What you need to do.
In full and without change, return each entry.

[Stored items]
■ ■ ■ ■ ■ ■ ■

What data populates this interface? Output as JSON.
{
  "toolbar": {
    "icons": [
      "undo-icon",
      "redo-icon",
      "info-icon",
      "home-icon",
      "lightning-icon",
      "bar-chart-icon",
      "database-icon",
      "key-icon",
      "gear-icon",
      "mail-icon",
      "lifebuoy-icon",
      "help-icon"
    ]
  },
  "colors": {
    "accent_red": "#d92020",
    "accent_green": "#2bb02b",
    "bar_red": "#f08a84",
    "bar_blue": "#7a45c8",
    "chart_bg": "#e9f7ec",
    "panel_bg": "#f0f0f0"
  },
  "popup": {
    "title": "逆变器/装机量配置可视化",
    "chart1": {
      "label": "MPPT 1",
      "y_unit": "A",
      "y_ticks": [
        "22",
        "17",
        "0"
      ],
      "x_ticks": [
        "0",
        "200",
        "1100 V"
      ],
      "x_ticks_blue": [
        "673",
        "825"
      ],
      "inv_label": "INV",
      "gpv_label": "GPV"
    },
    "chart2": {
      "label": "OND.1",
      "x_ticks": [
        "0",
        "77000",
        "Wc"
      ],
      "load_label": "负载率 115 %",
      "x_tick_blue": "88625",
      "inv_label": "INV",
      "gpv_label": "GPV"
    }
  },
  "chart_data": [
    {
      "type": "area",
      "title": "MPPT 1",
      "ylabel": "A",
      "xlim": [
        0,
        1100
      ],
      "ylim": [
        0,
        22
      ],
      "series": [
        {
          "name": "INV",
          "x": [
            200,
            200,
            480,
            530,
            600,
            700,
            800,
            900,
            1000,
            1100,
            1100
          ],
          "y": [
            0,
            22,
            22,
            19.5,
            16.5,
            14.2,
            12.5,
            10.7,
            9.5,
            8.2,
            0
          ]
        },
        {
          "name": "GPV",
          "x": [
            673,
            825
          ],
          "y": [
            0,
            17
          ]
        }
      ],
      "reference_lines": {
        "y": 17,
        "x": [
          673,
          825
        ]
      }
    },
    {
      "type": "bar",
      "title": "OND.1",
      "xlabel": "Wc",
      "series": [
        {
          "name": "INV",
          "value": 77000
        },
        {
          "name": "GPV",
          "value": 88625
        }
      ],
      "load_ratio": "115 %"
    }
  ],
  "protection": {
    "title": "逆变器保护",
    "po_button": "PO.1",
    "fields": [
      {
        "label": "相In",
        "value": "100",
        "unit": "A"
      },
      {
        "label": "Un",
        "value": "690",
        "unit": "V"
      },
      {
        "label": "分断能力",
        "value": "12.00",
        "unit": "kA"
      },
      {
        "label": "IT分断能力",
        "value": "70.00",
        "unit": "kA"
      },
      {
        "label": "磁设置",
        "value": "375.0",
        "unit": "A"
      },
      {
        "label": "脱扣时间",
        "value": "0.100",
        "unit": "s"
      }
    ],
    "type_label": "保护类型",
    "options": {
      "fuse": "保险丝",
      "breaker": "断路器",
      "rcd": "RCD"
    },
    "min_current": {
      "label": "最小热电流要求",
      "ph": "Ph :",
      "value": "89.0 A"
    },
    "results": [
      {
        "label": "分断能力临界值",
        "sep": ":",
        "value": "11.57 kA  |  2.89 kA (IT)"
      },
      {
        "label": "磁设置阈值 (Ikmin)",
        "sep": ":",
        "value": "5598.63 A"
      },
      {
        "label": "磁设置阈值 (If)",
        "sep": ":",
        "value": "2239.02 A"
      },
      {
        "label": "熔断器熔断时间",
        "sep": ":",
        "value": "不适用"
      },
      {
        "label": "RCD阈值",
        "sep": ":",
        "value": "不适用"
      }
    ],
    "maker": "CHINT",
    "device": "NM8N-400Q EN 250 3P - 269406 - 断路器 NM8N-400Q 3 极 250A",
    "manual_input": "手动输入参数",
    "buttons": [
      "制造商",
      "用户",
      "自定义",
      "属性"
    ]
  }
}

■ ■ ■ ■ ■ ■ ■

The answer.
What data populates this interface? Output as JSON.
{
  "toolbar": {
    "icons": [
      "undo-icon",
      "redo-icon",
      "info-icon",
      "home-icon",
      "lightning-icon",
      "bar-chart-icon",
      "database-icon",
      "key-icon",
      "gear-icon",
      "mail-icon",
      "lifebuoy-icon",
      "help-icon"
    ]
  },
  "colors": {
    "accent_red": "#d92020",
    "accent_green": "#2bb02b",
    "bar_red": "#f08a84",
    "bar_blue": "#7a45c8",
    "chart_bg": "#e9f7ec",
    "panel_bg": "#f0f0f0"
  },
  "popup": {
    "title": "逆变器/装机量配置可视化",
    "chart1": {
      "label": "MPPT 1",
      "y_unit": "A",
      "y_ticks": [
        "22",
        "17",
        "0"
      ],
      "x_ticks": [
        "0",
        "200",
        "1100 V"
      ],
      "x_ticks_blue": [
        "673",
        "825"
      ],
      "inv_label": "INV",
      "gpv_label": "GPV"
    },
    "chart2": {
      "label": "OND.1",
      "x_ticks": [
        "0",
        "77000",
        "Wc"
      ],
      "load_label": "负载率 115 %",
      "x_tick_blue": "88625",
      "inv_label": "INV",
      "gpv_label": "GPV"
    }
  },
  "chart_data": [
    {
      "type": "area",
      "title": "MPPT 1",
      "ylabel": "A",
      "xlim": [
        0,
        1100
      ],
      "ylim": [
        0,
        22
      ],
      "series": [
        {
          "name": "INV",
          "x": [
            200,
            200,
            480,
            530,
            600,
            700,
            800,
            900,
            1000,
            1100,
            1100
          ],
          "y": [
            0,
            22,
            22,
            19.5,
            16.5,
            14.2,
            12.5,
            10.7,
            9.5,
            8.2,
            0
          ]
        },
        {
          "name": "GPV",
          "x": [
            673,
            825
          ],
          "y": [
            0,
            17
          ]
        }
      ],
      "reference_lines": {
        "y": 17,
        "x": [
          673,
          825
        ]
      }
    },
    {
      "type": "bar",
      "title": "OND.1",
      "xlabel": "Wc",
      "series": [
        {
          "name": "INV",
          "value": 77000
        },
        {
          "name": "GPV",
          "value": 88625
        }
      ],
      "load_ratio": "115 %"
    }
  ],
  "protection": {
    "title": "逆变器保护",
    "po_button": "PO.1",
    "fields": [
      {
        "label": "相In",
        "value": "100",
        "unit": "A"
      },
      {
        "label": "Un",
        "value": "690",
        "unit": "V"
      },
      {
        "label": "分断能力",
        "value": "12.00",
        "unit": "kA"
      },
      {
        "label": "IT分断能力",
        "value": "70.00",
        "unit": "kA"
      },
      {
        "label": "磁设置",
        "value": "375.0",
        "unit": "A"
      },
      {
        "label": "脱扣时间",
        "value": "0.100",
        "unit": "s"
      }
    ],
    "type_label": "保护类型",
    "options": {
      "fuse": "保险丝",
      "breaker": "断路器",
      "rcd": "RCD"
    },
    "min_current": {
      "label": "最小热电流要求",
      "ph": "Ph :",
      "value": "89.0 A"
    },
    "results": [
      {
        "label": "分断能力临界值",
        "sep": ":",
        "value": "11.57 kA  |  2.89 kA (IT)"
      },
      {
        "label": "磁设置阈值 (Ikmin)",
        "sep": ":",
        "value": "5598.63 A"
      },
      {
        "label": "磁设置阈值 (If)",
        "sep": ":",
        "value": "2239.02 A"
      },
      {
        "label": "熔断器熔断时间",
        "sep": ":",
        "value": "不适用"
      },
      {
        "label": "RCD阈值",
        "sep": ":",
        "value": "不适用"
      }
    ],
    "maker": "CHINT",
    "device": "NM8N-400Q EN 250 3P - 269406 - 断路器 NM8N-400Q 3 极 250A",
    "manual_input": "手动输入参数",
    "buttons": [
      "制造商",
      "用户",
      "自定义",
      "属性"
    ]
  }
}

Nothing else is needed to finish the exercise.